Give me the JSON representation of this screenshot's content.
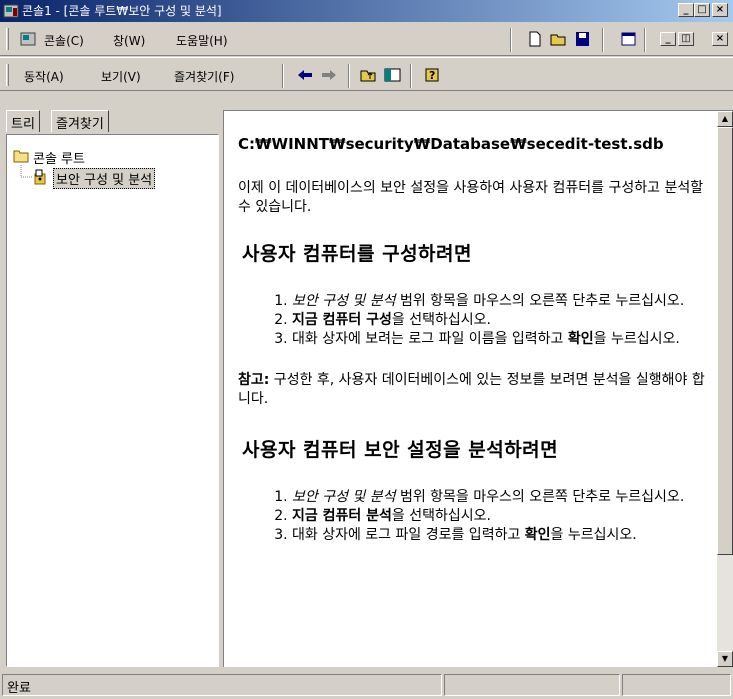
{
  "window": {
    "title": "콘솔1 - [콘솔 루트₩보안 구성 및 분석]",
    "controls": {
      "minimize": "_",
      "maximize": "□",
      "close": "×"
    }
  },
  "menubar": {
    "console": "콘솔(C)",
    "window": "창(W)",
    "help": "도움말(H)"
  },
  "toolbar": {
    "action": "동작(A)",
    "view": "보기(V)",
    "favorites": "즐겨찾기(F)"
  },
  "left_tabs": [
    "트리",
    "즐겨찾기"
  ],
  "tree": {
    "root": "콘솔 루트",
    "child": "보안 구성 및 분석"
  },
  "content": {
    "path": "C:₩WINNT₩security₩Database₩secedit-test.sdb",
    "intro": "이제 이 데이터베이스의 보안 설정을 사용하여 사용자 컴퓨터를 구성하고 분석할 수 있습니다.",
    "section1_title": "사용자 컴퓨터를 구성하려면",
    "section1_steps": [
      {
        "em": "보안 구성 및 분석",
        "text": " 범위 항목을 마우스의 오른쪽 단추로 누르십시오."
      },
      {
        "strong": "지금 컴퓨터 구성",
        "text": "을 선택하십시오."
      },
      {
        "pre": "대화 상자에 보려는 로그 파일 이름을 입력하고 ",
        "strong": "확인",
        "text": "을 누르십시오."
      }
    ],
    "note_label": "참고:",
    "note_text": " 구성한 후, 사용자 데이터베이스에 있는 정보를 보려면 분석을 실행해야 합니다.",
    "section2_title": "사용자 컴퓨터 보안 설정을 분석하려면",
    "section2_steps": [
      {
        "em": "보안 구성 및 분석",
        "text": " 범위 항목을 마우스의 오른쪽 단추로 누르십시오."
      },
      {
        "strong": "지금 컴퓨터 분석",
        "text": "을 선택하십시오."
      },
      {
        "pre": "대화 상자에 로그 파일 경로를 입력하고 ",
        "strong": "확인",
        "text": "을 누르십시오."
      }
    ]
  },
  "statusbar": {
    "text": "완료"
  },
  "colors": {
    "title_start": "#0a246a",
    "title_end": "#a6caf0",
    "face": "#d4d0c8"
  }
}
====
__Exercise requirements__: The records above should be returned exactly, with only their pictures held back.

__Task result__:
Give me the JSON representation of this screenshot's content.
{
  "window": {
    "title": "콘솔1 - [콘솔 루트₩보안 구성 및 분석]",
    "controls": {
      "minimize": "_",
      "maximize": "□",
      "close": "×"
    }
  },
  "menubar": {
    "console": "콘솔(C)",
    "window": "창(W)",
    "help": "도움말(H)"
  },
  "toolbar": {
    "action": "동작(A)",
    "view": "보기(V)",
    "favorites": "즐겨찾기(F)"
  },
  "left_tabs": [
    "트리",
    "즐겨찾기"
  ],
  "tree": {
    "root": "콘솔 루트",
    "child": "보안 구성 및 분석"
  },
  "content": {
    "path": "C:₩WINNT₩security₩Database₩secedit-test.sdb",
    "intro": "이제 이 데이터베이스의 보안 설정을 사용하여 사용자 컴퓨터를 구성하고 분석할 수 있습니다.",
    "section1_title": "사용자 컴퓨터를 구성하려면",
    "section1_steps": [
      {
        "em": "보안 구성 및 분석",
        "text": " 범위 항목을 마우스의 오른쪽 단추로 누르십시오."
      },
      {
        "strong": "지금 컴퓨터 구성",
        "text": "을 선택하십시오."
      },
      {
        "pre": "대화 상자에 보려는 로그 파일 이름을 입력하고 ",
        "strong": "확인",
        "text": "을 누르십시오."
      }
    ],
    "note_label": "참고:",
    "note_text": " 구성한 후, 사용자 데이터베이스에 있는 정보를 보려면 분석을 실행해야 합니다.",
    "section2_title": "사용자 컴퓨터 보안 설정을 분석하려면",
    "section2_steps": [
      {
        "em": "보안 구성 및 분석",
        "text": " 범위 항목을 마우스의 오른쪽 단추로 누르십시오."
      },
      {
        "strong": "지금 컴퓨터 분석",
        "text": "을 선택하십시오."
      },
      {
        "pre": "대화 상자에 로그 파일 경로를 입력하고 ",
        "strong": "확인",
        "text": "을 누르십시오."
      }
    ]
  },
  "statusbar": {
    "text": "완료"
  },
  "colors": {
    "title_start": "#0a246a",
    "title_end": "#a6caf0",
    "face": "#d4d0c8"
  }
}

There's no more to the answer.